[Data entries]
* * *

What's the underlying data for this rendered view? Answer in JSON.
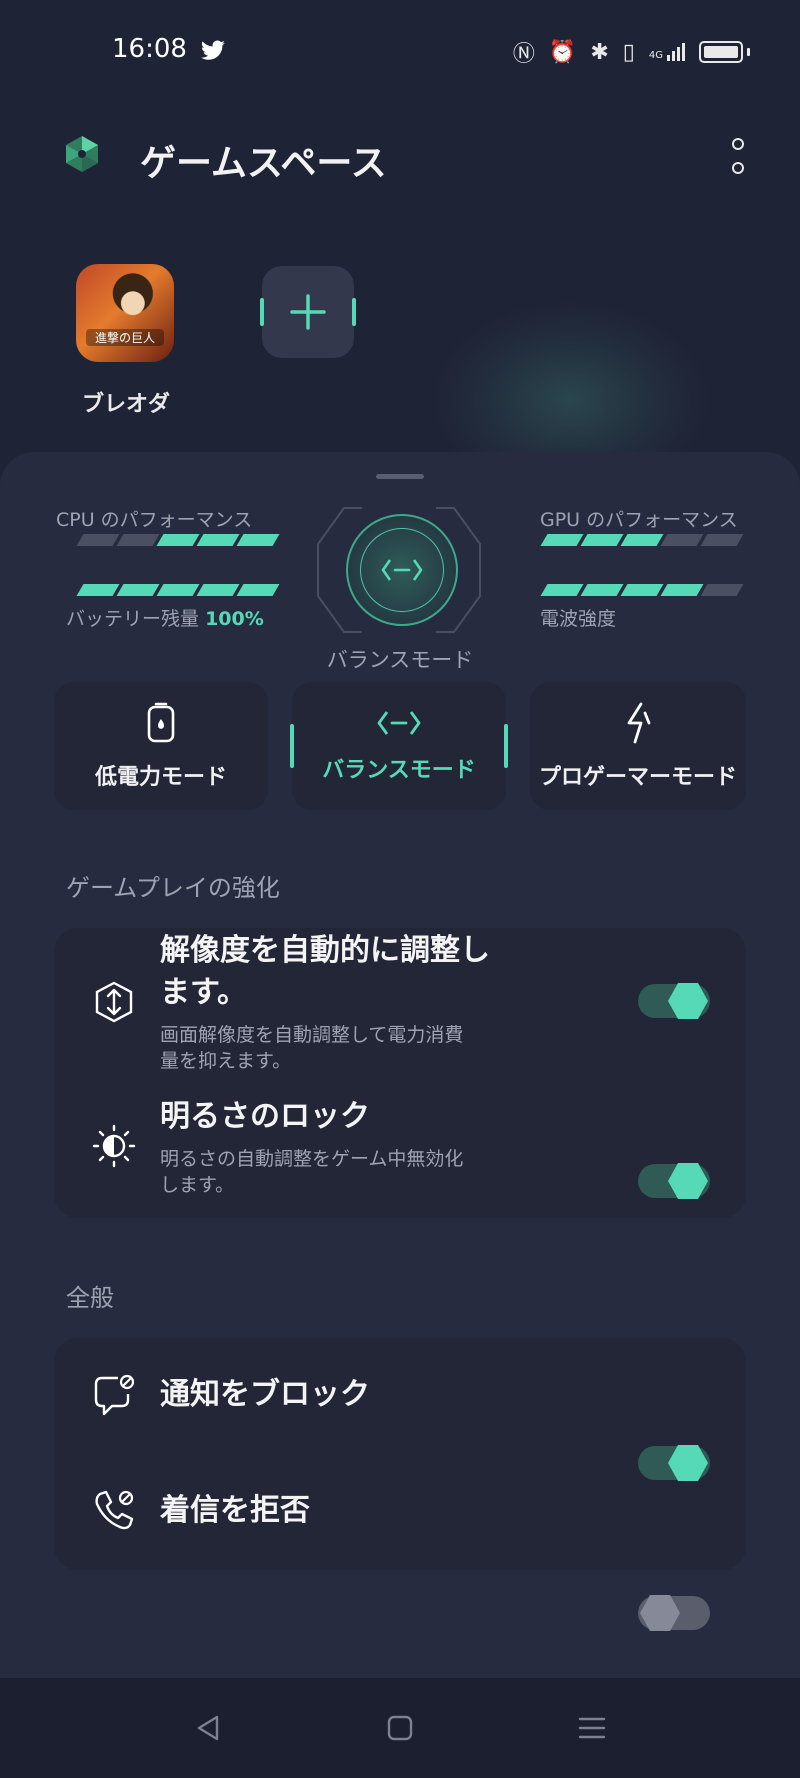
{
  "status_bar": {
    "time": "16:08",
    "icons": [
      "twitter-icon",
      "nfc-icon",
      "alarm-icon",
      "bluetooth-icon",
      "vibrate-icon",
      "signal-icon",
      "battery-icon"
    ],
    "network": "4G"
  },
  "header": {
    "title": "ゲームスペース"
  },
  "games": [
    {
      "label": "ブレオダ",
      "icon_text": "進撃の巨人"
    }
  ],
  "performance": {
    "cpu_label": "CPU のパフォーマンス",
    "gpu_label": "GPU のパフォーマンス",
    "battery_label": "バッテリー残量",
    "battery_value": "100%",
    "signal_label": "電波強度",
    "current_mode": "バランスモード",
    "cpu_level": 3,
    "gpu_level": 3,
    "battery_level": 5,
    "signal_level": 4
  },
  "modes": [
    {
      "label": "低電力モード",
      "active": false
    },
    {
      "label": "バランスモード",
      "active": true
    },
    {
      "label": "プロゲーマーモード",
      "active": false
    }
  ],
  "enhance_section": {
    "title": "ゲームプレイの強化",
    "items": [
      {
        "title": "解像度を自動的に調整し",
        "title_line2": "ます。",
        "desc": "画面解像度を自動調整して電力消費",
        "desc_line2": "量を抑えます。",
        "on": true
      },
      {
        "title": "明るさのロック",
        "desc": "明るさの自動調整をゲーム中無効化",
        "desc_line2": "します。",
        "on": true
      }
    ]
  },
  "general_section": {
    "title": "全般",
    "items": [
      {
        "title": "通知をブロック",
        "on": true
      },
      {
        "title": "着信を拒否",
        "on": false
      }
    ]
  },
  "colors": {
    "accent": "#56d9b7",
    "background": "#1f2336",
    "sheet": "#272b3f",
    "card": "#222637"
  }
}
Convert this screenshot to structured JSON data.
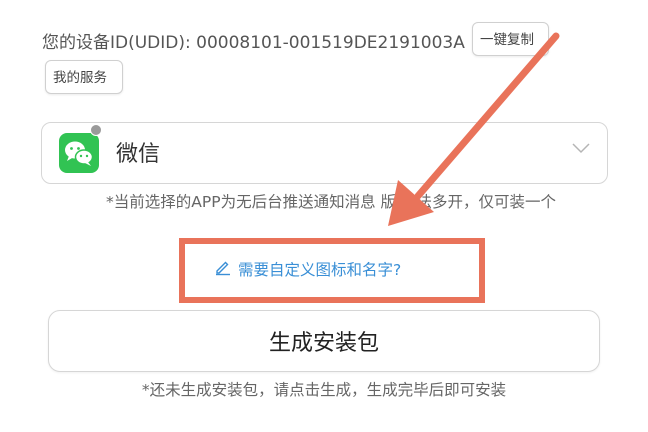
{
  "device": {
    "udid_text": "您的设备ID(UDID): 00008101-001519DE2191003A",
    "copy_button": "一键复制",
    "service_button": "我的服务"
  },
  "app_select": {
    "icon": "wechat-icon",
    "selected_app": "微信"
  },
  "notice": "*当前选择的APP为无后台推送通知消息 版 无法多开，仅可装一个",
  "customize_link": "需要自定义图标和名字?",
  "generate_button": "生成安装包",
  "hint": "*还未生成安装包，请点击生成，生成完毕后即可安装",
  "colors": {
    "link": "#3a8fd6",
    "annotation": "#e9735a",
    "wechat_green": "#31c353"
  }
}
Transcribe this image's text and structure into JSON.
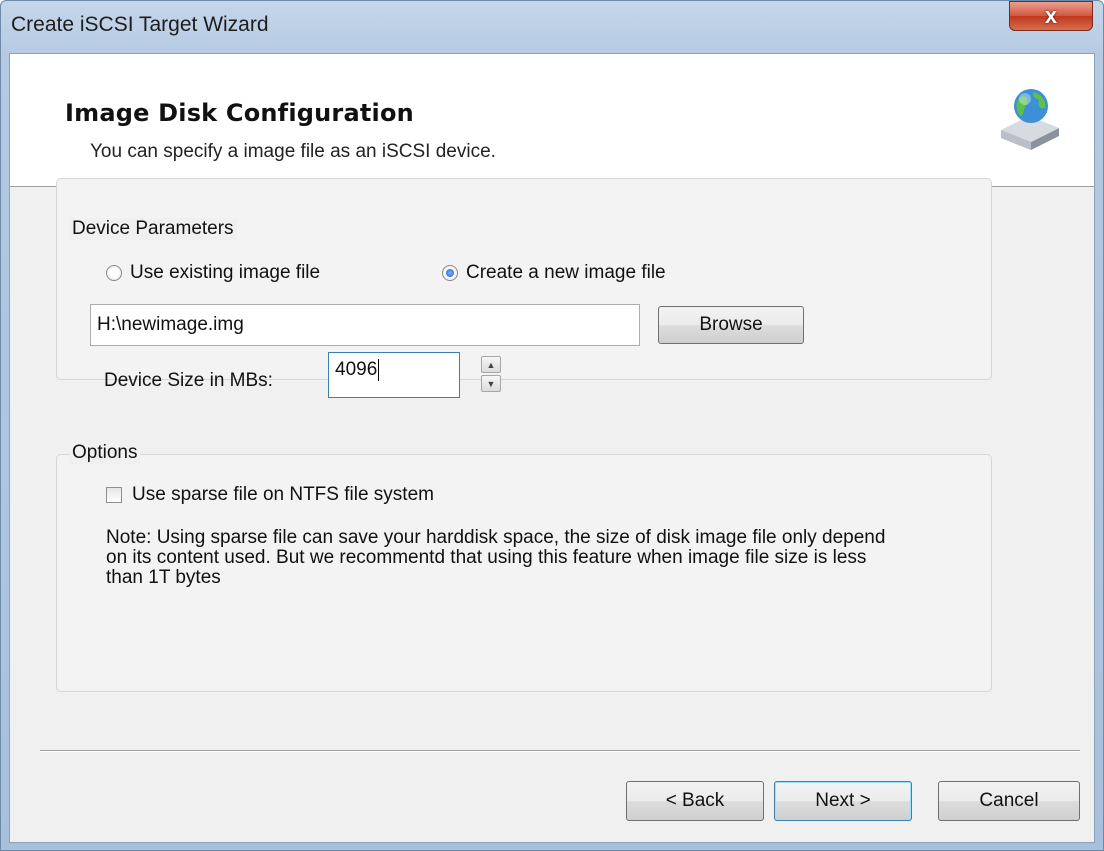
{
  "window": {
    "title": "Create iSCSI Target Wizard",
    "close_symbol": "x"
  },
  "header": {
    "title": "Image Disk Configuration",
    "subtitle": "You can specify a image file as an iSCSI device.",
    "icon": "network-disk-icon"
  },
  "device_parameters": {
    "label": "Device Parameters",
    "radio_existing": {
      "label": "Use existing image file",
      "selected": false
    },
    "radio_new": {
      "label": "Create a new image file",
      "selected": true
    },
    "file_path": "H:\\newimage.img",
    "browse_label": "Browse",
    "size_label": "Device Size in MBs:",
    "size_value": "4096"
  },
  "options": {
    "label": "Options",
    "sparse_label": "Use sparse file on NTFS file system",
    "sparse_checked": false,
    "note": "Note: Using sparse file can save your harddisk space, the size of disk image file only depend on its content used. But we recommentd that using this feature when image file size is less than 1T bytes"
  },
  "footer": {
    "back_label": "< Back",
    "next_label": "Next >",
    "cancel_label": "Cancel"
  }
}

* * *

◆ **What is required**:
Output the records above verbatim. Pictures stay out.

◆ **Exercise answer**:
What's the underlying data for this rendered view? Answer in JSON.
{
  "status_bar": {
    "time": "16:08",
    "icons": [
      "twitter-icon",
      "nfc-icon",
      "alarm-icon",
      "bluetooth-icon",
      "vibrate-icon",
      "signal-icon",
      "battery-icon"
    ],
    "network": "4G"
  },
  "header": {
    "title": "ゲームスペース"
  },
  "games": [
    {
      "label": "ブレオダ",
      "icon_text": "進撃の巨人"
    }
  ],
  "performance": {
    "cpu_label": "CPU のパフォーマンス",
    "gpu_label": "GPU のパフォーマンス",
    "battery_label": "バッテリー残量",
    "battery_value": "100%",
    "signal_label": "電波強度",
    "current_mode": "バランスモード",
    "cpu_level": 3,
    "gpu_level": 3,
    "battery_level": 5,
    "signal_level": 4
  },
  "modes": [
    {
      "label": "低電力モード",
      "active": false
    },
    {
      "label": "バランスモード",
      "active": true
    },
    {
      "label": "プロゲーマーモード",
      "active": false
    }
  ],
  "enhance_section": {
    "title": "ゲームプレイの強化",
    "items": [
      {
        "title": "解像度を自動的に調整し",
        "title_line2": "ます。",
        "desc": "画面解像度を自動調整して電力消費",
        "desc_line2": "量を抑えます。",
        "on": true
      },
      {
        "title": "明るさのロック",
        "desc": "明るさの自動調整をゲーム中無効化",
        "desc_line2": "します。",
        "on": true
      }
    ]
  },
  "general_section": {
    "title": "全般",
    "items": [
      {
        "title": "通知をブロック",
        "on": true
      },
      {
        "title": "着信を拒否",
        "on": false
      }
    ]
  },
  "colors": {
    "accent": "#56d9b7",
    "background": "#1f2336",
    "sheet": "#272b3f",
    "card": "#222637"
  }
}
Convert this screenshot to structured JSON data.
{
  "device": {
    "udid_text": "您的设备ID(UDID): 00008101-001519DE2191003A",
    "copy_button": "一键复制",
    "service_button": "我的服务"
  },
  "app_select": {
    "icon": "wechat-icon",
    "selected_app": "微信"
  },
  "notice": "*当前选择的APP为无后台推送通知消息 版 无法多开，仅可装一个",
  "customize_link": "需要自定义图标和名字?",
  "generate_button": "生成安装包",
  "hint": "*还未生成安装包，请点击生成，生成完毕后即可安装",
  "colors": {
    "link": "#3a8fd6",
    "annotation": "#e9735a",
    "wechat_green": "#31c353"
  }
}
Transcribe this image's text and structure into JSON.
{
  "window": {
    "title": "Create iSCSI Target Wizard",
    "close_symbol": "x"
  },
  "header": {
    "title": "Image Disk Configuration",
    "subtitle": "You can specify a image file as an iSCSI device.",
    "icon": "network-disk-icon"
  },
  "device_parameters": {
    "label": "Device Parameters",
    "radio_existing": {
      "label": "Use existing image file",
      "selected": false
    },
    "radio_new": {
      "label": "Create a new image file",
      "selected": true
    },
    "file_path": "H:\\newimage.img",
    "browse_label": "Browse",
    "size_label": "Device Size in MBs:",
    "size_value": "4096"
  },
  "options": {
    "label": "Options",
    "sparse_label": "Use sparse file on NTFS file system",
    "sparse_checked": false,
    "note": "Note: Using sparse file can save your harddisk space, the size of disk image file only depend on its content used. But we recommentd that using this feature when image file size is less than 1T bytes"
  },
  "footer": {
    "back_label": "< Back",
    "next_label": "Next >",
    "cancel_label": "Cancel"
  }
}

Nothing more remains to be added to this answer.